And keep in mind that this is not a short-term proposition but a strategy that will take years — even decades — to achieve success. Nevertheless, most of that white paper’s content is devoted not to military threats — the only parts of the paper to receive coverage in the West — but to bolstering bilateral trade and increasing China’s economic appeal to young Taiwanese. “Following the path of socialism with Chinese characteristics, the mainland has improved its governance and maintained long-term economic growth,” it asserts. “As a result, the overall strength and international influence of the mainland will continue to increase, and its influence over and appeal to Taiwan society will keep growing.”
In such a take-it-slow approach surely lies a recognition that military action against Taiwan could prove a disaster for China. But whatever the reasoning behind such planning, it appears that Chinese leaders are prepared to invest massive resources in persuading the Taiwanese that reunification is in their best interests. Whether or not such a strategy will succeed is unknown. It’s certainly possible that a Taiwanese preference for political autonomy will outweigh any interest in mainland business opportunities, but with Beijing banking so heavily on the future in this manner, a military assault seems far less likely. And that’s something you won’t hear these days in an ever more belligerent Washington.
Considering the alternatives
It’s difficult for outsiders — let alone most Chinese — to know what goes on in Beijing’s closed-door CCP leadership councils and, of all state secrets, that leadership’s calculations about a possible invasion of Taiwan are probably the most guarded. It’s certainly possible, in other words, that Xi and his top lieutenants are prepared to invade at the earliest sign of a drive towards independence by Taiwan’s leaders, as many U.S. officials claim. But there’s no evidence in the public realm to sustain such an assessment and all practical military analysis suggests that such an endeavor would prove suicidal. In other words — though you’d never know it in today’s frenzied Washington environment — concluding that an invasion is not likely under current circumstances is all too reasonable.
In the belief that Beijing is prepared to mount an invasion, the United States is already providing Taiwan with billions of dollars‘ worth of advanced weaponry, while bolstering its own capacity to defeat China in any potential conflict. Sadly, such planning for a future Pacific war is likely to consume an ever-increasing share of taxpayer dollars, result in ever more military training and planning in the Pacific, and as Rep. Gallagher and Republican House Speaker Kevin McCarthy suggested recently, ever more belligerent attitudes toward China.
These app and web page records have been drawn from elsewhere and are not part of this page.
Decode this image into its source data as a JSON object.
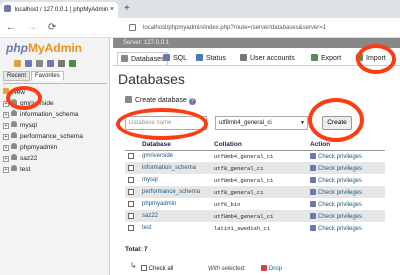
{
  "browser": {
    "tab_title": "localhost / 127.0.0.1 | phpMyAdmin",
    "tab_close": "×",
    "new_tab": "+",
    "back": "←",
    "forward": "→",
    "reload": "⟳",
    "url": "localhost/phpmyadmin/index.php?route=/server/databases&server=1"
  },
  "sidebar": {
    "logo_php": "php",
    "logo_my": "My",
    "logo_admin": "Admin",
    "tabs": [
      {
        "label": "Recent"
      },
      {
        "label": "Favorites"
      }
    ],
    "new_label": "New",
    "databases": [
      {
        "name": "gmriverside"
      },
      {
        "name": "information_schema"
      },
      {
        "name": "mysql"
      },
      {
        "name": "performance_schema"
      },
      {
        "name": "phpmyadmin"
      },
      {
        "name": "saz22"
      },
      {
        "name": "test"
      }
    ]
  },
  "server": {
    "label": "Server: 127.0.0.1"
  },
  "topnav": {
    "items": [
      {
        "label": "Databases",
        "icon": "database-icon"
      },
      {
        "label": "SQL",
        "icon": "sql-icon"
      },
      {
        "label": "Status",
        "icon": "status-icon"
      },
      {
        "label": "User accounts",
        "icon": "users-icon"
      },
      {
        "label": "Export",
        "icon": "export-icon"
      },
      {
        "label": "Import",
        "icon": "import-icon"
      }
    ]
  },
  "main": {
    "heading": "Databases",
    "create_label": "Create database",
    "db_name_placeholder": "Database name",
    "collation_value": "utf8mb4_general_ci",
    "create_button": "Create",
    "columns": {
      "database": "Database",
      "collation": "Collation",
      "action": "Action"
    },
    "action_label": "Check privileges",
    "rows": [
      {
        "name": "gmriverside",
        "collation": "utf8mb4_general_ci"
      },
      {
        "name": "information_schema",
        "collation": "utf8_general_ci"
      },
      {
        "name": "mysql",
        "collation": "utf8mb4_general_ci"
      },
      {
        "name": "performance_schema",
        "collation": "utf8_general_ci"
      },
      {
        "name": "phpmyadmin",
        "collation": "utf8_bin"
      },
      {
        "name": "saz22",
        "collation": "utf8mb4_general_ci"
      },
      {
        "name": "test",
        "collation": "latin1_swedish_ci"
      }
    ],
    "total": "Total: 7",
    "check_all": "Check all",
    "with_selected": "With selected:",
    "drop": "Drop"
  },
  "colors": {
    "annotation": "#ff3b12",
    "link": "#235a81",
    "accent": "#6c78af",
    "logo_orange": "#f29111"
  }
}
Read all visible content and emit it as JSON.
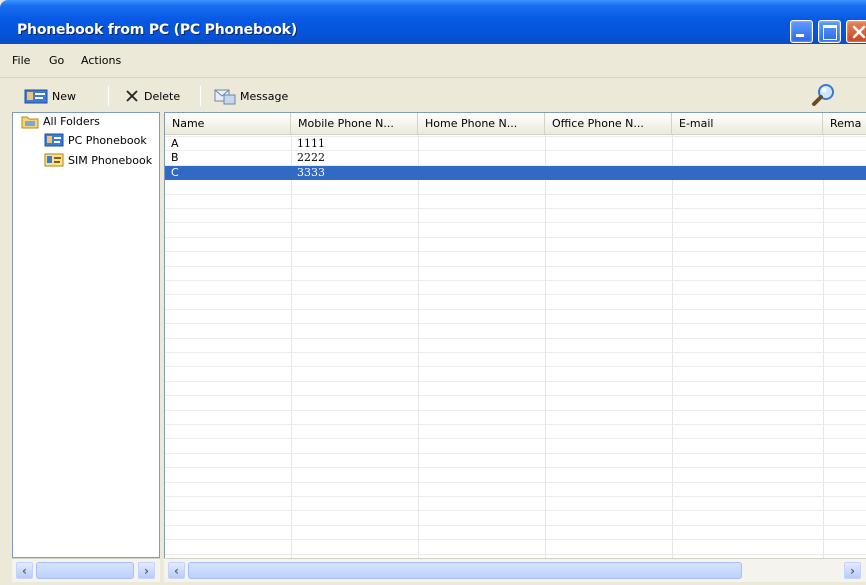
{
  "window": {
    "title": "Phonebook from PC  (PC Phonebook)"
  },
  "menu": {
    "items": [
      {
        "label": "File"
      },
      {
        "label": "Go"
      },
      {
        "label": "Actions"
      }
    ]
  },
  "toolbar": {
    "new_label": "New",
    "delete_label": "Delete",
    "message_label": "Message"
  },
  "folders": {
    "root": "All Folders",
    "items": [
      {
        "label": "PC Phonebook",
        "icon": "phonebook-icon"
      },
      {
        "label": "SIM Phonebook",
        "icon": "sim-card-icon"
      }
    ]
  },
  "list": {
    "columns": [
      "Name",
      "Mobile Phone N...",
      "Home Phone N...",
      "Office Phone N...",
      "E-mail",
      "Rema"
    ],
    "rows": [
      {
        "name": "A",
        "mobile": "1111",
        "home": "",
        "office": "",
        "email": "",
        "remark": ""
      },
      {
        "name": "B",
        "mobile": "2222",
        "home": "",
        "office": "",
        "email": "",
        "remark": ""
      },
      {
        "name": "C",
        "mobile": "3333",
        "home": "",
        "office": "",
        "email": "",
        "remark": ""
      }
    ],
    "selected_row": 2
  },
  "colors": {
    "title_bar": "#0553d8",
    "selection": "#316ac5",
    "window_face": "#ece9d8"
  }
}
Given the reasonable probability that Chinese leaders have decided against an invasion, at least in the immediate future, doesn’t it make sense to consider alternative policies that will cost all of us less and make all of us safer?
Imagine, in fact, adopting a less antagonistic stance towards Beijing and seeking negotiated solutions to some of the issues dividing us, including China’s militarization of contested islands in the South China Sea and its provocative air and sea maneuvers around Taiwan. Reduced tensions in the Western Pacific might, in turn, make it possible to avoid massive increases in the Pentagon budget, thereby permitting increased spending on domestic priorities like health, education, and climate action.
Read Tom Engelhardt’s response here.